“The Truth Is That It All Starts On The Inside, And That’s Where Our Focus Needs To Be”

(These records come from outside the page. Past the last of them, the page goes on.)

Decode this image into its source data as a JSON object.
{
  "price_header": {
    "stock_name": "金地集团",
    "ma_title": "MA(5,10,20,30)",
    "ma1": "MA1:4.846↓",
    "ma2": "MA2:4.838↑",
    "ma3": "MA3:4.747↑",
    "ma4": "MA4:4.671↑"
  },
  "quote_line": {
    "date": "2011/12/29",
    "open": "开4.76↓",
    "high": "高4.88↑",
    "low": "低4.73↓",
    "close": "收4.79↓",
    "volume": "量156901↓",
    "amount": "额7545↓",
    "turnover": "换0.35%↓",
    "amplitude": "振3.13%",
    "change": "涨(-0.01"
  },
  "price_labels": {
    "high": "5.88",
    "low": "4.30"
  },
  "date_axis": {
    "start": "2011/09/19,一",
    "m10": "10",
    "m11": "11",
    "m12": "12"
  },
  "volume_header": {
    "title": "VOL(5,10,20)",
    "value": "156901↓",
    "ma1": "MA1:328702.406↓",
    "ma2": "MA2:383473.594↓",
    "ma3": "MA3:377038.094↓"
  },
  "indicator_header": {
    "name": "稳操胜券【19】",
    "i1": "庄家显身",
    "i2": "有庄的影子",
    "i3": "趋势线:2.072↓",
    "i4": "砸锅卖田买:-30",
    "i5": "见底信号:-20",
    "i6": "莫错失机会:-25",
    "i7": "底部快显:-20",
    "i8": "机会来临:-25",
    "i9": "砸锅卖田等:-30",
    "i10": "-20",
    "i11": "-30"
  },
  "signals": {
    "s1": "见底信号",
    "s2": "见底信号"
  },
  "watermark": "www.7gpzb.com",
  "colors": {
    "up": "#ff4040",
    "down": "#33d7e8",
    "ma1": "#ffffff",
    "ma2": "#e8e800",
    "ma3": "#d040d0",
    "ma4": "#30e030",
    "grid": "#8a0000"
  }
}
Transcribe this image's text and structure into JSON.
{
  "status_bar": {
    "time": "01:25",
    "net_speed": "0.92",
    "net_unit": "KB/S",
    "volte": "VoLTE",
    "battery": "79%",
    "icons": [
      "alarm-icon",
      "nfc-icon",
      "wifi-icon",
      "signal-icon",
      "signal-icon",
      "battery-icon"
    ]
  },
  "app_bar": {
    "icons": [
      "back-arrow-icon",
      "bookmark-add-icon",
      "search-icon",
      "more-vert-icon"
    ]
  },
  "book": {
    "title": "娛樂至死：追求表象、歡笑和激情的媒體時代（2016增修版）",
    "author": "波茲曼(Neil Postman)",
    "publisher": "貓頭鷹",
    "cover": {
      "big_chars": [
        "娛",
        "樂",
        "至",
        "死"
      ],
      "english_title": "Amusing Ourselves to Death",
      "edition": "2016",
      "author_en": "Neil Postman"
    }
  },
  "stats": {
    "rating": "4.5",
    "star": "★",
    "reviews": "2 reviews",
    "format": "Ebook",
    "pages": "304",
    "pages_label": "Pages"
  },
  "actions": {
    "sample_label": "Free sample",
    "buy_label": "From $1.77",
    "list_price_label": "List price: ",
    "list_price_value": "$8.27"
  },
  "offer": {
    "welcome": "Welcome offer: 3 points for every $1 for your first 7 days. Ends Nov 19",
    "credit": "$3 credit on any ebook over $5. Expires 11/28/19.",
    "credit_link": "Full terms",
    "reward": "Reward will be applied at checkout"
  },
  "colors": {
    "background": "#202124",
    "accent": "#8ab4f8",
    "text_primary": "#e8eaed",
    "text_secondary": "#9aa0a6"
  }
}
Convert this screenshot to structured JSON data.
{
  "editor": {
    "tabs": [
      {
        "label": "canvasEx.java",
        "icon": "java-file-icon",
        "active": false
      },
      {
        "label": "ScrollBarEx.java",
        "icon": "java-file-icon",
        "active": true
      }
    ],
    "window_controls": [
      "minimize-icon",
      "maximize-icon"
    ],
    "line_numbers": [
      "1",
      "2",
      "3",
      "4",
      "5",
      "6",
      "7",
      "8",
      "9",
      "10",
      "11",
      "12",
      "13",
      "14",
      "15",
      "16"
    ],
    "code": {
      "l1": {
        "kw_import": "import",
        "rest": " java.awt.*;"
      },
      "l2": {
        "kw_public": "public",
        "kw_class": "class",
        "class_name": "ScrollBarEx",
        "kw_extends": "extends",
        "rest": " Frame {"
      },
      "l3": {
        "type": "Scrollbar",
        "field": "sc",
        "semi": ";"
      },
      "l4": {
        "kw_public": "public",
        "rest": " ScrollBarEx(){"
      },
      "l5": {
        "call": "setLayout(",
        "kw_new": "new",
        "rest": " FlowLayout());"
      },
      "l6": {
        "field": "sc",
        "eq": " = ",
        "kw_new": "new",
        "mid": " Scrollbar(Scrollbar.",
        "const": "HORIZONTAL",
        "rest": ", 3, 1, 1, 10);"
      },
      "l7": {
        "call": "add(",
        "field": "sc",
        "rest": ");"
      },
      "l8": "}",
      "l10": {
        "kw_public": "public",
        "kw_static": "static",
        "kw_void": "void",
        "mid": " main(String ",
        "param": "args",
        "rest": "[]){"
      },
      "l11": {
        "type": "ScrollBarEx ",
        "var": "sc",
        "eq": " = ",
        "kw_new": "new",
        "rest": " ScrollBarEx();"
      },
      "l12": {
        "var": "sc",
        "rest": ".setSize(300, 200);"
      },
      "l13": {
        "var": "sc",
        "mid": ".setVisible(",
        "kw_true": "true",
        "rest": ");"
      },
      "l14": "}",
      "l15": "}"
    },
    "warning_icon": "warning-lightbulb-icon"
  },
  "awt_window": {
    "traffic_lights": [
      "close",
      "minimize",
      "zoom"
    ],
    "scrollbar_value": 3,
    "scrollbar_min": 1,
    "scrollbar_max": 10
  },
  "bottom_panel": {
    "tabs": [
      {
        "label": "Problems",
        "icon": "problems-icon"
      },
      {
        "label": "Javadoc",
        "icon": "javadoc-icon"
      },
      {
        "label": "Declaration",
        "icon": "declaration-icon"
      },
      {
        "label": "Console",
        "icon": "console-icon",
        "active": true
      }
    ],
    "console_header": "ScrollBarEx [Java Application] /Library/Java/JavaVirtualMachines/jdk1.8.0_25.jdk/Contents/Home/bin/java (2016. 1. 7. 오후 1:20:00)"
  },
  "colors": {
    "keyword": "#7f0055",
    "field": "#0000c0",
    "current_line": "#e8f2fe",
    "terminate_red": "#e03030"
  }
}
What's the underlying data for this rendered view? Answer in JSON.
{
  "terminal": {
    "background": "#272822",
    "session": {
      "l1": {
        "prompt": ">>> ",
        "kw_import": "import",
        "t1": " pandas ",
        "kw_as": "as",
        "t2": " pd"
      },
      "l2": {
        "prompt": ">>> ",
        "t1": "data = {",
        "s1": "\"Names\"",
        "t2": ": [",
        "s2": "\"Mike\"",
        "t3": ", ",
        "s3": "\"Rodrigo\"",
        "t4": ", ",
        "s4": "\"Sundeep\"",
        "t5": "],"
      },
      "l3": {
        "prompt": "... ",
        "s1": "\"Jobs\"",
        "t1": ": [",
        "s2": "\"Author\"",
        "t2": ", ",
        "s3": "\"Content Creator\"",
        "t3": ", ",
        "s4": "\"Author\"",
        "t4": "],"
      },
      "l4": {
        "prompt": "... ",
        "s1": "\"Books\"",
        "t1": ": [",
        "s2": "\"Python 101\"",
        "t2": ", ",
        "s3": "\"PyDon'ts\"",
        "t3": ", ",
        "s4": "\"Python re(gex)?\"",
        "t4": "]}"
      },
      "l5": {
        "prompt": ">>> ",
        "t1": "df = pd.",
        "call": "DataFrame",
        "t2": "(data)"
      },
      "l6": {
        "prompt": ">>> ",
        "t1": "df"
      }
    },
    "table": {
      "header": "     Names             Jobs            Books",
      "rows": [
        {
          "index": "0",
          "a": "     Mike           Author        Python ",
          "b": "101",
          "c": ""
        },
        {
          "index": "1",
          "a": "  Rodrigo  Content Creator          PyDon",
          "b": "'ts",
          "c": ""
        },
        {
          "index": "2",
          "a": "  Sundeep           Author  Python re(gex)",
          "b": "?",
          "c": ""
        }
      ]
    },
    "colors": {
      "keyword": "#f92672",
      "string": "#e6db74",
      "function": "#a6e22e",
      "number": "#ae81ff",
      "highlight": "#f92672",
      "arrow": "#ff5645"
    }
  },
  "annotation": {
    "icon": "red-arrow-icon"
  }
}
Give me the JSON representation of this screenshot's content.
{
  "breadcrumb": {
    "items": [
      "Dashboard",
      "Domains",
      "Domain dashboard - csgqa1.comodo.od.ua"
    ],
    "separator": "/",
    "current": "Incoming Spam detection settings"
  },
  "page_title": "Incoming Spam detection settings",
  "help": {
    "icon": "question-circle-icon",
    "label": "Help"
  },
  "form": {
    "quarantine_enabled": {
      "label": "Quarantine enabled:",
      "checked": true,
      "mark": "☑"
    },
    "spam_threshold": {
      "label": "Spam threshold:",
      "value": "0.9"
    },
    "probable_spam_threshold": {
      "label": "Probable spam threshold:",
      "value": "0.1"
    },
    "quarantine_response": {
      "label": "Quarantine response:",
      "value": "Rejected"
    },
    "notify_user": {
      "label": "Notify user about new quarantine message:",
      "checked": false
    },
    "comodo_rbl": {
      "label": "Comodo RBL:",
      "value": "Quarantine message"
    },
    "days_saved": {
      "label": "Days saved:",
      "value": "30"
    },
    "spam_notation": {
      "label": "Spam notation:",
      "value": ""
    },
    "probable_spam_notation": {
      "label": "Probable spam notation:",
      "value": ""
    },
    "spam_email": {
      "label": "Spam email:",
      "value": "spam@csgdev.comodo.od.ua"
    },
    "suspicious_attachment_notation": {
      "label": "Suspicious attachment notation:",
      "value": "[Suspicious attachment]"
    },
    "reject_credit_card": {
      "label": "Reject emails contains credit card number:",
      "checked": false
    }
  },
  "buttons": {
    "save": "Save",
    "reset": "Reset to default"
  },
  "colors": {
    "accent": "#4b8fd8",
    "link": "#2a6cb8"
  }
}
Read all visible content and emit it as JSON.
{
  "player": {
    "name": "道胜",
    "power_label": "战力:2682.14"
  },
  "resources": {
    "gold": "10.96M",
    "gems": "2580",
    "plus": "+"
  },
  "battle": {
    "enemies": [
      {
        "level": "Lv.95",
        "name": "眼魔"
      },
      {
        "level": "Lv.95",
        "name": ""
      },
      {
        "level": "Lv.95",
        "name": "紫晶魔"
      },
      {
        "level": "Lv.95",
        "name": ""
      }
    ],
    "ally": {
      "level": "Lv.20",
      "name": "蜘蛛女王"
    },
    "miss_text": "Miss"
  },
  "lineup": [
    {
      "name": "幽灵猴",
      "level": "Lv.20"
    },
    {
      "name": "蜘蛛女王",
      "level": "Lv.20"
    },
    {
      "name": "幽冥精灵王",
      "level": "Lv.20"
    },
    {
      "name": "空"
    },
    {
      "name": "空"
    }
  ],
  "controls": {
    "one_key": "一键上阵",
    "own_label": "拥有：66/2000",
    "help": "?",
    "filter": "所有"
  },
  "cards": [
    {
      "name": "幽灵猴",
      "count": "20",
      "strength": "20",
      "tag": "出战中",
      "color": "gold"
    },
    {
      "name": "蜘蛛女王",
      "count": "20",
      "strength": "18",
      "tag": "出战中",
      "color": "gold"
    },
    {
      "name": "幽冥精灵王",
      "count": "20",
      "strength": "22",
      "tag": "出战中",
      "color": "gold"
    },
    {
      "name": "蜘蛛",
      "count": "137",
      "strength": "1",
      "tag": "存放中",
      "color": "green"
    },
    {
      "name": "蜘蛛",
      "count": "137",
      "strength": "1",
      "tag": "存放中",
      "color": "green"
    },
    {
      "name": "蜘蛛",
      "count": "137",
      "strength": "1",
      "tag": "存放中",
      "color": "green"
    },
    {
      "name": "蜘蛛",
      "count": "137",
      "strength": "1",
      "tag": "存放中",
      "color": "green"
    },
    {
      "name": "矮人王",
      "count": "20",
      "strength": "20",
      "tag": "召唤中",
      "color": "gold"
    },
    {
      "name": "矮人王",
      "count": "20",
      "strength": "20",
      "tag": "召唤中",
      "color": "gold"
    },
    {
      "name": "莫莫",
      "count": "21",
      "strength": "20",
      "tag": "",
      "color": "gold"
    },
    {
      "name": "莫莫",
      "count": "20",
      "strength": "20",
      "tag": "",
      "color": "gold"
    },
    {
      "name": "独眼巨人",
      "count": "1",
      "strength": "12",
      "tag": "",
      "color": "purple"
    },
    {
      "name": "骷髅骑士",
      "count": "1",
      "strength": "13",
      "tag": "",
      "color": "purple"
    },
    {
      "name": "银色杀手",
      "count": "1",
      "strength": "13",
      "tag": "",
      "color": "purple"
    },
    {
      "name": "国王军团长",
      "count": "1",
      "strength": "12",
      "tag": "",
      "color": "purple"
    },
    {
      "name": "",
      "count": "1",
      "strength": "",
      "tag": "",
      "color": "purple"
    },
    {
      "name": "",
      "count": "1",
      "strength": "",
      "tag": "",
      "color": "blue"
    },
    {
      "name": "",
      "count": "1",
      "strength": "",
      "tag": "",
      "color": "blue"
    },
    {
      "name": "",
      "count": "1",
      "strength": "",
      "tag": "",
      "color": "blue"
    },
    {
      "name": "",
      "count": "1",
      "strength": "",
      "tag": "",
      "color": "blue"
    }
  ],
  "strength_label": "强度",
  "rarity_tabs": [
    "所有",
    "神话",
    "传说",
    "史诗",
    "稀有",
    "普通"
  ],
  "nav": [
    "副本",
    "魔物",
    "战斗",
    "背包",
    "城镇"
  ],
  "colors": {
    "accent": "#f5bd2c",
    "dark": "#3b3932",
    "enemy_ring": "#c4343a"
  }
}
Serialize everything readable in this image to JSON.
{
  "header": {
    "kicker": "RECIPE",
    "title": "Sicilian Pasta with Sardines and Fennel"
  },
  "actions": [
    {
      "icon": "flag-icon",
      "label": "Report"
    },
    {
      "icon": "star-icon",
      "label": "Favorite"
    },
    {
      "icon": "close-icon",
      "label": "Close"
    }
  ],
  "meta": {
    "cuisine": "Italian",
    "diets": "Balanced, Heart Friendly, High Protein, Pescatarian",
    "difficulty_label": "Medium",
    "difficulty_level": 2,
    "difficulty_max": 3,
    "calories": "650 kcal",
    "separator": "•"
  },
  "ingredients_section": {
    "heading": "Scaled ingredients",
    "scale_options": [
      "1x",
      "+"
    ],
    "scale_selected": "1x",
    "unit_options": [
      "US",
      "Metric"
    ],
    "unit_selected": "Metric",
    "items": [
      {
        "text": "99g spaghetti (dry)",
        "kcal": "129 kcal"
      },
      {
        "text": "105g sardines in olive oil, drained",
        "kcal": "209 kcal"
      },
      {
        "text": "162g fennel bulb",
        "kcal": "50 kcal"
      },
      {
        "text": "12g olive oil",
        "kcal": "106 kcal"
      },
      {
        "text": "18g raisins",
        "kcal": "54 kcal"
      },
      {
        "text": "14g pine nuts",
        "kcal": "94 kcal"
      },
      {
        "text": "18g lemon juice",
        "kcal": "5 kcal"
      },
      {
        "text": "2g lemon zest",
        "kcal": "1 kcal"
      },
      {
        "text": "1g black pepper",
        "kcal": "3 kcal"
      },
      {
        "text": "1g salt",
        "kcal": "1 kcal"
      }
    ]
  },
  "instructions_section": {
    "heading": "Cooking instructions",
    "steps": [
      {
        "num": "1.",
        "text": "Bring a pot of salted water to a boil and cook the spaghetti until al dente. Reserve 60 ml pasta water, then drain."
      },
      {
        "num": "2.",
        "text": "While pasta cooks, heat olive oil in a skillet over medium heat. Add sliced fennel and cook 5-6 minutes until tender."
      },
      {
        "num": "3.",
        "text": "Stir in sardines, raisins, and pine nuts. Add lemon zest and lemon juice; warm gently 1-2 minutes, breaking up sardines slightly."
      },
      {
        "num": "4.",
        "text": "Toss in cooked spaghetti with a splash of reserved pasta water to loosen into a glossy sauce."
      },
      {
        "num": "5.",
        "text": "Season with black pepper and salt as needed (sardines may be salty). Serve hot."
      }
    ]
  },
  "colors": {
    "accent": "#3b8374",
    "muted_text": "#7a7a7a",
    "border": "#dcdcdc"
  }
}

Nephrology is a specialty of medicine and pediatrics that concerns itself with the kidneys. At YHPL, we have better nursing quality, patient safety, and other measures of performance that can be assessed using hard data and Chronic Kidney Disease and Dialysis patients’ experiences. Our dialysis centre is acute and chronic hemodialysis unit treating adult and paedriatic patient as well as some outpatients too. It is equipped with newest instruments and technology. Our high skilled dialysis team strives to provide its patients with the highest quality of service. Doctors make great efforts to partner with each patient to ensure the best possible care in the dialysis unit. The department of Nephtology takes care of wide range of disorders associated kidney like ARF, CRF, DKD, CKD, NS & RVH. The leading role in the movement now is to develop clinical practice guidelines for kidney disease. During the twenty years since then, we have witnessed a revolution in our approach to kidney disease. We now use definitions and classification systems that are based on objective findings; we have improved outcomes in patients treated by dialysis; our estimate of the burden of earlier stages of disease is based on more robust epidemiology; we now recognize CKD and ARF as a global public health problem and a risk factor for diseases; and we have made great strides in public awareness. There is much, much more to do to improve outcomes, but we are now on solid footing. Our guidelines in many ways have allowed clinical research in chronic kidney disease to occur. Before the 2002 CKD Guideline, people were not even necessarily talking about the same thing when discussing kidney disease. The guideline allowed for the paradigm that we take for granted today – kidney disease is common and harmful, even at only moderately reduced glomerular filtration rates – and motivated detailed exploration into the harms associated with CKD including the high prevalence and incidence of cardiovascular disease, the management that people with CKD receive, and the gaps in knowledge that needed to be and, in many cases, still need to be filled. Our guidelines and the subsequent commentaries are one of the major factors that helped to clarify and unify the definition of CKD as well as provide a basis for the development of algorithms for our nephrology practice as CKD clinic. This has, over the years, had a major impact on improving the quality of care and the health of our CKD patients in our practice. YHPL works for the forethought and assistance in putting together these guidelines. We reflect on how impactful the classification of chronic kidney disease has been on our practice and on improving the care of those with kidney disease.